6. Continue treatment.
7. Crossmatch:transfusion.
8. Cytotechnologist.
McGraw-Hill Concise Dictionary of Modern Medicine. © 2002 by The McGraw-Hill Companies, Inc.


Abbreviation for computed tomography.


Abbreviation for concentration-time product.
Medical Dictionary for the Health Professions and Nursing © Farlex 2012


Computed tomography, a radiologic imaging that uses computer processing to generate an image of tissue density in slices through the patient's body.
Gale Encyclopedia of Medicine. Copyright 2008 The Gale Group, Inc. All rights reserved.


Abbreviation for computed tomography.
Medical Dictionary for the Dental Professions © Farlex 2012

Patient discussion about CT

Q. My brother is alcoholic.Doctor had told to have blood test, CT scan.What exactly he facing?

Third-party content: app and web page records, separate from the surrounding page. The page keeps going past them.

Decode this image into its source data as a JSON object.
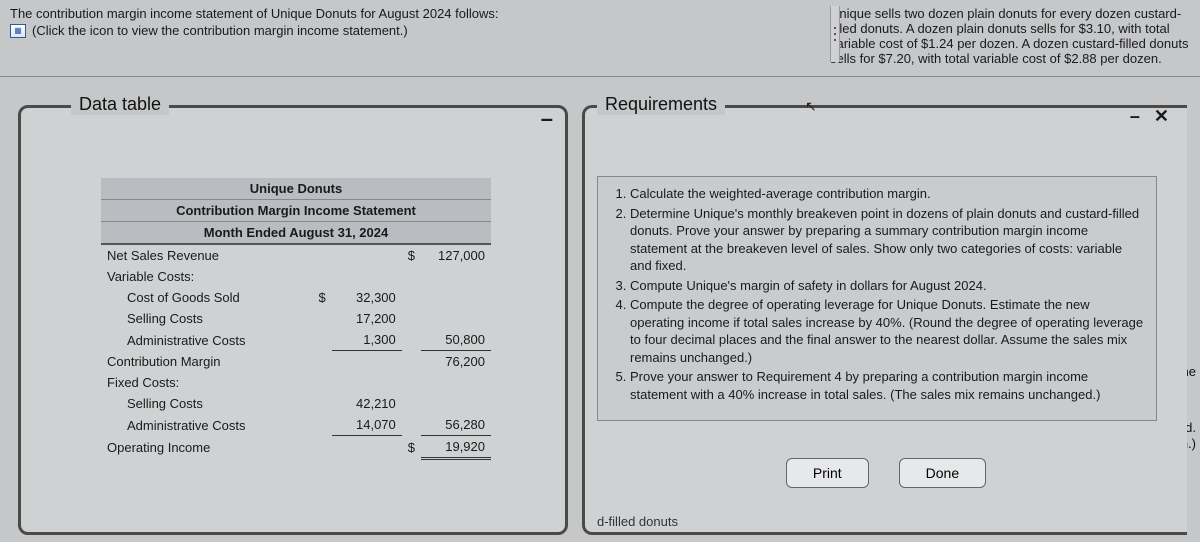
{
  "intro": {
    "line1": "The contribution margin income statement of Unique Donuts for August 2024 follows:",
    "line2": "(Click the icon to view the contribution margin income statement.)"
  },
  "scenario": "Unique sells two dozen plain donuts for every dozen custard-filled donuts. A dozen plain donuts sells for $3.10, with total variable cost of $1.24 per dozen. A dozen custard-filled donuts sells for $7.20, with total variable cost of $2.88 per dozen.",
  "dataPanel": {
    "title": "Data table",
    "minus": "–"
  },
  "reqPanel": {
    "title": "Requirements",
    "minus": "–",
    "close": "✕"
  },
  "stmt": {
    "h1": "Unique Donuts",
    "h2": "Contribution Margin Income Statement",
    "h3": "Month Ended August 31, 2024",
    "rows": {
      "netSales": "Net Sales Revenue",
      "varCosts": "Variable Costs:",
      "cogs": "Cost of Goods Sold",
      "sell": "Selling Costs",
      "admin": "Administrative Costs",
      "cm": "Contribution Margin",
      "fixed": "Fixed Costs:",
      "fsell": "Selling Costs",
      "fadmin": "Administrative Costs",
      "opinc": "Operating Income"
    },
    "vals": {
      "netSales": "127,000",
      "cogs": "32,300",
      "sell": "17,200",
      "admin": "1,300",
      "varTotal": "50,800",
      "cm": "76,200",
      "fsell": "42,210",
      "fadmin": "14,070",
      "fixedTotal": "56,280",
      "opinc": "19,920"
    },
    "dollar": "$"
  },
  "requirements": [
    "Calculate the weighted-average contribution margin.",
    "Determine Unique's monthly breakeven point in dozens of plain donuts and custard-filled donuts. Prove your answer by preparing a summary contribution margin income statement at the breakeven level of sales. Show only two categories of costs: variable and fixed.",
    "Compute Unique's margin of safety in dollars for August 2024.",
    "Compute the degree of operating leverage for Unique Donuts. Estimate the new operating income if total sales increase by 40%. (Round the degree of operating leverage to four decimal places and the final answer to the nearest dollar. Assume the sales mix remains unchanged.)",
    "Prove your answer to Requirement 4 by preparing a contribution margin income statement with a 40% increase in total sales. (The sales mix remains unchanged.)"
  ],
  "buttons": {
    "print": "Print",
    "done": "Done"
  },
  "bg": {
    "t1": "come statement at the",
    "t2": "donuts to be sold.",
    "t3": "gin.)",
    "clip": "d-filled donuts"
  }
}
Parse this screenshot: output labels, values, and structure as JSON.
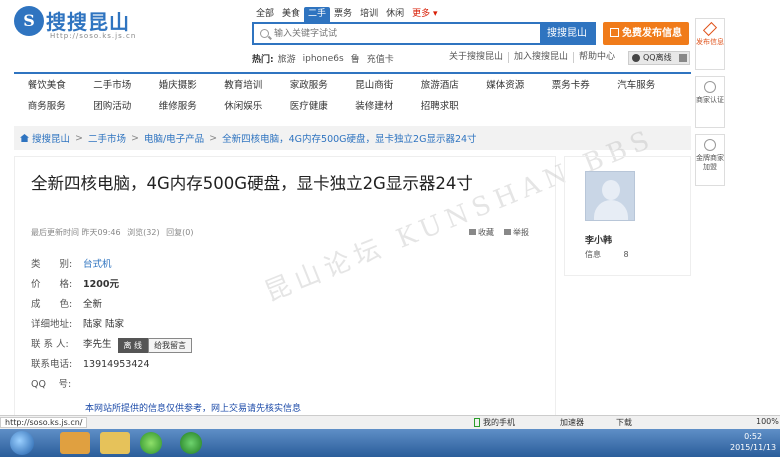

My brother is alcoholic. He had made his family life like a hell. He beats his wife every day. He argues with mom on every simple issue and makes it complex. He dislikes his children and has no compassion for them. He had lost on his job. He fights with our neighbors and has made life hell for us to live here in this apartment. I don’t know now a days he going though a very bad problem he dislikes eating. Due to that he had lost on his weight and feels weak. His eyes are pale and body temperature is very high. Doctor had told to have blood test, CT scan. What exactly he facing...is this very serious? Please give some genuine information.

A. YES HIS PROBLEM IS VERY SERIOUS,but right now,HE is the ONLY one that can help himself....YOU AND YOUR FAMILY SHOULD WORRY ABOUT YOURSELVES at thi point.SUGGEST;;;for your family not to give him money---suggest..if he is living at home with mother/you..put him out.THAT IS THE ONLY THING THAT WILL STOP THE DRAMA,and ABUSE....HIS WIFE SHOULD GO TO COURT AND GET A ORDER FOR HIM NOT TO COME AROUND HER AND THE KIDS,NEXT TIME HE STARTS SHIT...CALL THR POLICE....THIS IS HIS PROBLEM NOT YOURS...you cant save your brother..he is not going to listen to you with alcohol and drugs in his system...you can suggest going into detox and then into rehab and a drug program,alcoholism and drug use can destroy your family..if you and the family dont get help----you can find people who will talk to you about your problem at ALCOHOLICS ANONYMOUS/NORCOTICS ANONYMOUS..800#..help line...GO TO (INTHEROOMS.COM).....peace mrfoot56

Q. I get bad headaches had ct scans and m.r.i. even sinus surgery, suffering 2yrs now, dizzness occurs too..

A. If all prior medical investigations turned out normal, and sinus surgery didn't help relieve your symptoms, I would suggest the reason for your headaches is probably migraine attacks, that can cause severe headaches, and no CT scan or MRI can diagnose them. The diagnosis is made clinically, by your doctor. Migraine headaches can be eased by proper medications, before and during an attack. You should consult a neurologist.

More discussions about CT
This content is provided by iMedix and is subject to iMedix Terms. The Questions and Answers are not endorsed or recommended and are made available by patients, not doctors.